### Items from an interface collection
——————————
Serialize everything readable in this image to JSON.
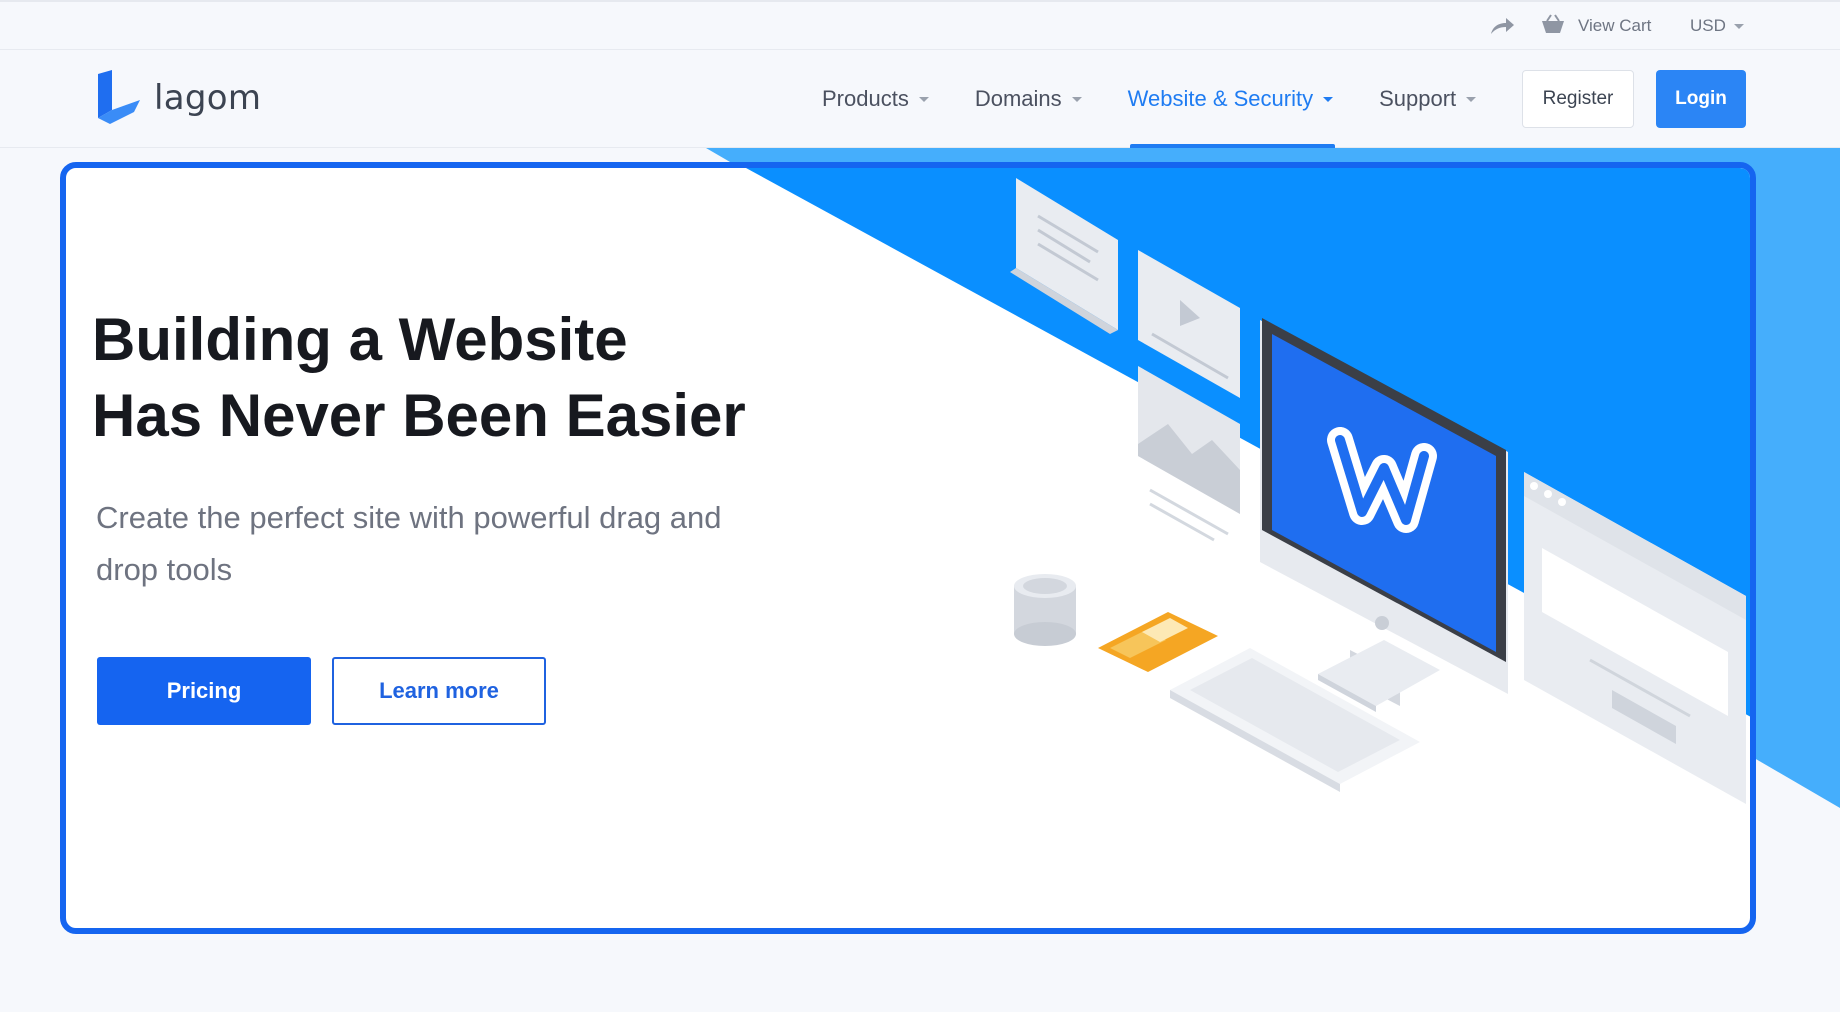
{
  "topbar": {
    "share_icon": "share-arrow-icon",
    "cart_icon": "basket-icon",
    "cart_label": "View Cart",
    "currency": "USD"
  },
  "header": {
    "logo_text": "lagom",
    "nav": [
      {
        "label": "Products",
        "active": false
      },
      {
        "label": "Domains",
        "active": false
      },
      {
        "label": "Website & Security",
        "active": true
      },
      {
        "label": "Support",
        "active": false
      }
    ],
    "register_label": "Register",
    "login_label": "Login"
  },
  "hero": {
    "title_line1": "Building a Website",
    "title_line2": "Has Never Been Easier",
    "subtitle": "Create the perfect site with powerful drag and drop tools",
    "pricing_label": "Pricing",
    "learn_more_label": "Learn more"
  },
  "colors": {
    "accent": "#1f7cf2",
    "primary_button": "#1564f0",
    "hero_blue": "#0a8fff",
    "card_border": "#1565f0"
  }
}
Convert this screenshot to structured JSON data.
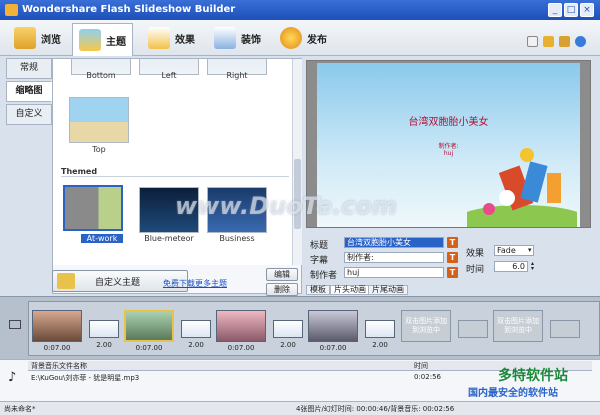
{
  "window": {
    "title": "Wondershare Flash Slideshow Builder"
  },
  "toolbar": {
    "tabs": [
      {
        "label": "浏览",
        "icon": "browse-icon"
      },
      {
        "label": "主题",
        "icon": "theme-icon"
      },
      {
        "label": "效果",
        "icon": "effects-icon"
      },
      {
        "label": "装饰",
        "icon": "decorate-icon"
      },
      {
        "label": "发布",
        "icon": "publish-icon"
      }
    ]
  },
  "sidebar": {
    "tabs": [
      "常规",
      "缩略图",
      "自定义"
    ]
  },
  "gallery": {
    "top_row": [
      "Bottom",
      "Left",
      "Right"
    ],
    "top_item": "Top",
    "section_label": "Themed",
    "themed": [
      "At-work",
      "Blue-meteor",
      "Business"
    ],
    "customize_button": "自定义主题",
    "download_link": "免费下载更多主题",
    "edit_button": "编辑",
    "delete_button": "删除"
  },
  "preview": {
    "title_text": "台湾双胞胎小美女",
    "sub_line1": "制作者:",
    "sub_line2": "huj"
  },
  "form": {
    "title_label": "标题",
    "title_value": "台湾双胞胎小美女",
    "subtitle_label": "字幕",
    "subtitle_value": "制作者:",
    "author_label": "制作者",
    "author_value": "huj",
    "effect_label": "效果",
    "effect_value": "Fade",
    "time_label": "时间",
    "time_value": "6.0",
    "tabs": [
      "模板",
      "片头动画",
      "片尾动画"
    ]
  },
  "timeline": {
    "clips": [
      "0:07.00",
      "0:07.00",
      "0:07.00"
    ],
    "transitions": [
      "2.00",
      "2.00",
      "2.00",
      "2.00"
    ],
    "placeholder_text": "双击图片添加到浏览中"
  },
  "music": {
    "col_name": "背景音乐文件名称",
    "col_time": "时间",
    "file": "E:\\KuGou\\刘亦菲 - 犹是明星.mp3",
    "duration": "0:02:56"
  },
  "watermark": {
    "text": "www.DuoTe.com",
    "brand1": "多特软件站",
    "brand2": "国内最安全的软件站"
  },
  "status": {
    "left": "尚未命名*",
    "right": "4张图片/幻灯时间: 00:00:46/背景音乐: 00:02:56"
  },
  "colors": {
    "titlebar": "#1d4fb8",
    "accent": "#2a63c8",
    "title_text": "#b01030"
  }
}
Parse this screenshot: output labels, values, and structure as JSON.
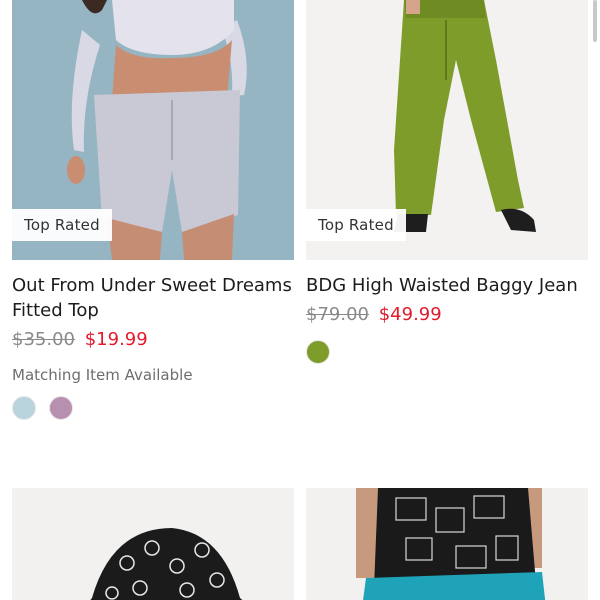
{
  "products": [
    {
      "badge": "Top Rated",
      "title": "Out From Under Sweet Dreams Fitted Top",
      "original_price": "$35.00",
      "sale_price": "$19.99",
      "matching_text": "Matching Item Available",
      "swatches": [
        "#b9d3dd",
        "#b78fb0"
      ]
    },
    {
      "badge": "Top Rated",
      "title": "BDG High Waisted Baggy Jean",
      "original_price": "$79.00",
      "sale_price": "$49.99",
      "swatches": [
        "#7d9c2a"
      ]
    }
  ],
  "colors": {
    "sale_price": "#e21a2c",
    "original_price": "#8a8a8a"
  }
}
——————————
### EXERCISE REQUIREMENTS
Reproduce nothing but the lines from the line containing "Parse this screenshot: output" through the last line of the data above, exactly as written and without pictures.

### RESULT
Parse this screenshot: output labels, values, and structure as JSON.
{
  "products": [
    {
      "badge": "Top Rated",
      "title": "Out From Under Sweet Dreams Fitted Top",
      "original_price": "$35.00",
      "sale_price": "$19.99",
      "matching_text": "Matching Item Available",
      "swatches": [
        "#b9d3dd",
        "#b78fb0"
      ]
    },
    {
      "badge": "Top Rated",
      "title": "BDG High Waisted Baggy Jean",
      "original_price": "$79.00",
      "sale_price": "$49.99",
      "swatches": [
        "#7d9c2a"
      ]
    }
  ],
  "colors": {
    "sale_price": "#e21a2c",
    "original_price": "#8a8a8a"
  }
}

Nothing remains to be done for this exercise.